Task to complete
Using the data below, copy each line that includes the word "Schema".

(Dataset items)
= = = =
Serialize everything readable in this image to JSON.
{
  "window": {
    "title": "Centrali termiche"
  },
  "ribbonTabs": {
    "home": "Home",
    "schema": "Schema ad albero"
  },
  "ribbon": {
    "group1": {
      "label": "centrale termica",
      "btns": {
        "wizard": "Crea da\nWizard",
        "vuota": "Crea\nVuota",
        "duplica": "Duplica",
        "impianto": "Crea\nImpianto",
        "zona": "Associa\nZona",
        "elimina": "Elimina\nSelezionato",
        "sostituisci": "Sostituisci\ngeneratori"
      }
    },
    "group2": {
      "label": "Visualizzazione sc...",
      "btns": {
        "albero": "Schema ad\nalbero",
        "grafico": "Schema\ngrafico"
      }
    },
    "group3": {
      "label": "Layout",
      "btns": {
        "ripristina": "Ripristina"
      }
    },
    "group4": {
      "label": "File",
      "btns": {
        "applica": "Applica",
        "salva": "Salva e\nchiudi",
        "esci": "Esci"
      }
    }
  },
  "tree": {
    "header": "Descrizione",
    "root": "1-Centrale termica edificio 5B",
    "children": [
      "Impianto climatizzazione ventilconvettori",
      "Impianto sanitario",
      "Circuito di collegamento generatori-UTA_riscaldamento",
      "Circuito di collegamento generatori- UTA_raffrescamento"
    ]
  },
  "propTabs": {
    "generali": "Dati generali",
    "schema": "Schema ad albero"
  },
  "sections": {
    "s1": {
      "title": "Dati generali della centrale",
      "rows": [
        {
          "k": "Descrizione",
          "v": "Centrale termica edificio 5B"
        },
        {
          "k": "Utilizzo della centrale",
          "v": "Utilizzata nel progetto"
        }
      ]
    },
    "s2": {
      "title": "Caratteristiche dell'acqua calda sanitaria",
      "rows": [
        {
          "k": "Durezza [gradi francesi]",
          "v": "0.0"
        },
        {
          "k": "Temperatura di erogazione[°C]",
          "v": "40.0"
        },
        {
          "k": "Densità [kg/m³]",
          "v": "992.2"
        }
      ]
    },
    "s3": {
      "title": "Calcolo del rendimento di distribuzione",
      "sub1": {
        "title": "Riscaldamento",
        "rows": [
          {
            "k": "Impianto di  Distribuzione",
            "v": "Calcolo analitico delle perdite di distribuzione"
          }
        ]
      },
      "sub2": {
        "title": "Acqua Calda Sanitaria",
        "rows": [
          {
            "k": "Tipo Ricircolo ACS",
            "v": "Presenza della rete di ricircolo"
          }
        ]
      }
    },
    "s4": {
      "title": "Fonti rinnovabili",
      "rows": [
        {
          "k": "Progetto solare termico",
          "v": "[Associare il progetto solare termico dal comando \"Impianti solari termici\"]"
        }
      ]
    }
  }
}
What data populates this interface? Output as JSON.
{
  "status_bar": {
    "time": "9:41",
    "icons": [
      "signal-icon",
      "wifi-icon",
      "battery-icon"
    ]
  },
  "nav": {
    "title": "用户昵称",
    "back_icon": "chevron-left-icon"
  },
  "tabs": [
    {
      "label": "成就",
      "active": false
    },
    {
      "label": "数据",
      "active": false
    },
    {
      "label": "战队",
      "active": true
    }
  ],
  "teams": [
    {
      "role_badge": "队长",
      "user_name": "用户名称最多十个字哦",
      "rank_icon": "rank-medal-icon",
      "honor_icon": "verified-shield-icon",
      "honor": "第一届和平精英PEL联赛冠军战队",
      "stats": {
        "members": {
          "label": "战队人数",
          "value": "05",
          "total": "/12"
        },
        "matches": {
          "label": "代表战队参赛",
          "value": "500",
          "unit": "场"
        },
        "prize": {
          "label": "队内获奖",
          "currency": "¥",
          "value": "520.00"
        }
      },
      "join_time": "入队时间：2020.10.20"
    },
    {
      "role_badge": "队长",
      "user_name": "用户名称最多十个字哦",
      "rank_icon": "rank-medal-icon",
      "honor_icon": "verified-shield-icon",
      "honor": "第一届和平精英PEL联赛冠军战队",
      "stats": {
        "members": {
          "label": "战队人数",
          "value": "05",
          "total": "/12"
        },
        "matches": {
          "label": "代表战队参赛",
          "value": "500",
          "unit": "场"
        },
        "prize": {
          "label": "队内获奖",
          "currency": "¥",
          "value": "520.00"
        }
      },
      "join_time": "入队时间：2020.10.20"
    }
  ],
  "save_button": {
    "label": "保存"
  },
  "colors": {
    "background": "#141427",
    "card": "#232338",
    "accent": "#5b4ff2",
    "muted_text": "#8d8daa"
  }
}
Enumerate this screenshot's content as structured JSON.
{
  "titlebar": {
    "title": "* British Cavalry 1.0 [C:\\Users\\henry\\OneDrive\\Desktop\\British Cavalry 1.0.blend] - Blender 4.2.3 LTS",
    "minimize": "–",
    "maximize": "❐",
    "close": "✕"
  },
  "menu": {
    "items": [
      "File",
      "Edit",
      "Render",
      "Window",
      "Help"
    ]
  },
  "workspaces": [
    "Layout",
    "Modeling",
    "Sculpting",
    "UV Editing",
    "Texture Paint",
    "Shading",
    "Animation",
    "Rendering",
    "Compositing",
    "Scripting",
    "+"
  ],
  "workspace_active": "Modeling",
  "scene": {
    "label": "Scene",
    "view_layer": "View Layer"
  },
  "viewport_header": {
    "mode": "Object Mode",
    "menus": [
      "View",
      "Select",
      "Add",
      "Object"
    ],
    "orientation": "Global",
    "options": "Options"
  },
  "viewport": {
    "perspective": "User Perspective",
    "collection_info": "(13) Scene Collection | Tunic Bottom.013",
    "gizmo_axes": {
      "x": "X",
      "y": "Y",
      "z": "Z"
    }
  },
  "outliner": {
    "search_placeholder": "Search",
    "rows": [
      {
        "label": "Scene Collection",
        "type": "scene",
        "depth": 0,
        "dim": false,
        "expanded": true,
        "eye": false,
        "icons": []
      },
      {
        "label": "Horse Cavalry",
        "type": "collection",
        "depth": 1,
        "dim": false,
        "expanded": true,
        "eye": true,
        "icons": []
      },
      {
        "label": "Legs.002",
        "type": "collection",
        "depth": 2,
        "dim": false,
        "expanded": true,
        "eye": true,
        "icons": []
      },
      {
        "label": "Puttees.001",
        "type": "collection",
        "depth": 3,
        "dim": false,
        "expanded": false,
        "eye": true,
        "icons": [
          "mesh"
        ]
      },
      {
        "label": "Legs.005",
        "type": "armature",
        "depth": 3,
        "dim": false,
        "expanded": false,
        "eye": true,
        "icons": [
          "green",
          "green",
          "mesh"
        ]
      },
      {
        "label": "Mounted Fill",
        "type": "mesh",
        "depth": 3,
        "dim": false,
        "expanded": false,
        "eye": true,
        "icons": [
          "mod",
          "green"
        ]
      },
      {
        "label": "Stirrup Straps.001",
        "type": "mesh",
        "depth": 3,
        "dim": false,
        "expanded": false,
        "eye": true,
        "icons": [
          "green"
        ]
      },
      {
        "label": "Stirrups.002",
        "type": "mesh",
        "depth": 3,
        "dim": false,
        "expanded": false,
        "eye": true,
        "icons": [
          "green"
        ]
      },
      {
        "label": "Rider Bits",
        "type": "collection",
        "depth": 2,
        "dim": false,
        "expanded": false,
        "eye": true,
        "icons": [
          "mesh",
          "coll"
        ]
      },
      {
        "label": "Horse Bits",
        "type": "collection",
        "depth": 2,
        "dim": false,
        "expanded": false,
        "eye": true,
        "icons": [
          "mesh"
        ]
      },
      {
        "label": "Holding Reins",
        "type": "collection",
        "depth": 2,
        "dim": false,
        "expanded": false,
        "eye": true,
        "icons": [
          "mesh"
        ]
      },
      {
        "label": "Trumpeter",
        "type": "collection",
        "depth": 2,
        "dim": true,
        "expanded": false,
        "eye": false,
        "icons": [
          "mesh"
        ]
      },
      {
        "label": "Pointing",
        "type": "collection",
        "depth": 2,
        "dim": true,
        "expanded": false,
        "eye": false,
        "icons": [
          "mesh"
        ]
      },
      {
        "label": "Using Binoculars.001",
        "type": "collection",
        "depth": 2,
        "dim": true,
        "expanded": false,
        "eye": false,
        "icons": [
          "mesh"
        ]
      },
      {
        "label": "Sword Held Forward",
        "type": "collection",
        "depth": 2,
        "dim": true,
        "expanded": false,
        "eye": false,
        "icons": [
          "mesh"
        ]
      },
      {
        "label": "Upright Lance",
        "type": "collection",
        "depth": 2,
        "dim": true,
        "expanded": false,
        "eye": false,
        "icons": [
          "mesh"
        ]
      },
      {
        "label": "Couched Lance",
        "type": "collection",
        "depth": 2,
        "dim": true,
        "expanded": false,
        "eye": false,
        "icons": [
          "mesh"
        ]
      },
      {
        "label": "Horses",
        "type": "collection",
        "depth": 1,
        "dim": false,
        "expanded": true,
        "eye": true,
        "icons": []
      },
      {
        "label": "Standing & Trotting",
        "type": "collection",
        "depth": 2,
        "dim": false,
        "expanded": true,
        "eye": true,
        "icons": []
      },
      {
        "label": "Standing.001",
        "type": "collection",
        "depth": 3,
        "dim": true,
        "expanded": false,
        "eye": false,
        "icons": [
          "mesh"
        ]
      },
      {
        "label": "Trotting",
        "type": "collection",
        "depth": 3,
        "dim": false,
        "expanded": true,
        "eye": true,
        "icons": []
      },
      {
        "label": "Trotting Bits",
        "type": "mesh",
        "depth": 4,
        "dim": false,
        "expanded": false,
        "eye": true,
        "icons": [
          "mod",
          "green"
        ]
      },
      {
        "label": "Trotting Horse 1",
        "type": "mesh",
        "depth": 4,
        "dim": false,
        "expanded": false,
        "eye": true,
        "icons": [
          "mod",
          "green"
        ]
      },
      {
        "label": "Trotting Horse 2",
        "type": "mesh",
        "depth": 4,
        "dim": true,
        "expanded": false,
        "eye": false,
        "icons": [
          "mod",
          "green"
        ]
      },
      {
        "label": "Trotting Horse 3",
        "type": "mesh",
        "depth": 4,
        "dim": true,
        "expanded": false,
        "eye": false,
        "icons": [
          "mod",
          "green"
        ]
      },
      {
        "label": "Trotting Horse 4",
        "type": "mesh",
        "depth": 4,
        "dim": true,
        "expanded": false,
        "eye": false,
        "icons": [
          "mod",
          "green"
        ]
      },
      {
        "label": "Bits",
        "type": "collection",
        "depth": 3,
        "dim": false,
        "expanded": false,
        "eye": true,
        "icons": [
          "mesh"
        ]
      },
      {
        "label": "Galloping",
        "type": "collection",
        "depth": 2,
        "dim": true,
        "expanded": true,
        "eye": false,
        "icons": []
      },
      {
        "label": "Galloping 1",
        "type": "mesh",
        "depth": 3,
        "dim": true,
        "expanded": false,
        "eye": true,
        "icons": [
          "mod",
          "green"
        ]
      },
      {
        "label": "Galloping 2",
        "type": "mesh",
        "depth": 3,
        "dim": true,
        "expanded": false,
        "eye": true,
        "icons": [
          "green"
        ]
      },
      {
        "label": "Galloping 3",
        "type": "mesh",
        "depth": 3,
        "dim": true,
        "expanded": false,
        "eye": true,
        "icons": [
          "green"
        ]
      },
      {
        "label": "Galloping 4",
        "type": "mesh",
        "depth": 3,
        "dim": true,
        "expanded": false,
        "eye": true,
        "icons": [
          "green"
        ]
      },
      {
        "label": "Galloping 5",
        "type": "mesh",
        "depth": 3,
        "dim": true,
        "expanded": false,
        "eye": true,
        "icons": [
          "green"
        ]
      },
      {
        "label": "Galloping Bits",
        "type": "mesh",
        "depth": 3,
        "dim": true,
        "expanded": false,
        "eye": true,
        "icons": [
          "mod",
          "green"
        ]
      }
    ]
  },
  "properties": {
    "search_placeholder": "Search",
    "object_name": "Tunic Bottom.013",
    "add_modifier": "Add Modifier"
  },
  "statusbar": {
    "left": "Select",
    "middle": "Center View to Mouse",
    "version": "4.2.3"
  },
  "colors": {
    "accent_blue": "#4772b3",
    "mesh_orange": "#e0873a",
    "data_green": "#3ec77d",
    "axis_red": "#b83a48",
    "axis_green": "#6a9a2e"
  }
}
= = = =
Result of this exercise
    "schema": "Schema ad albero"
        "albero": "Schema ad\nalbero",
        "grafico": "Schema\ngrafico"
    "schema": "Schema ad albero"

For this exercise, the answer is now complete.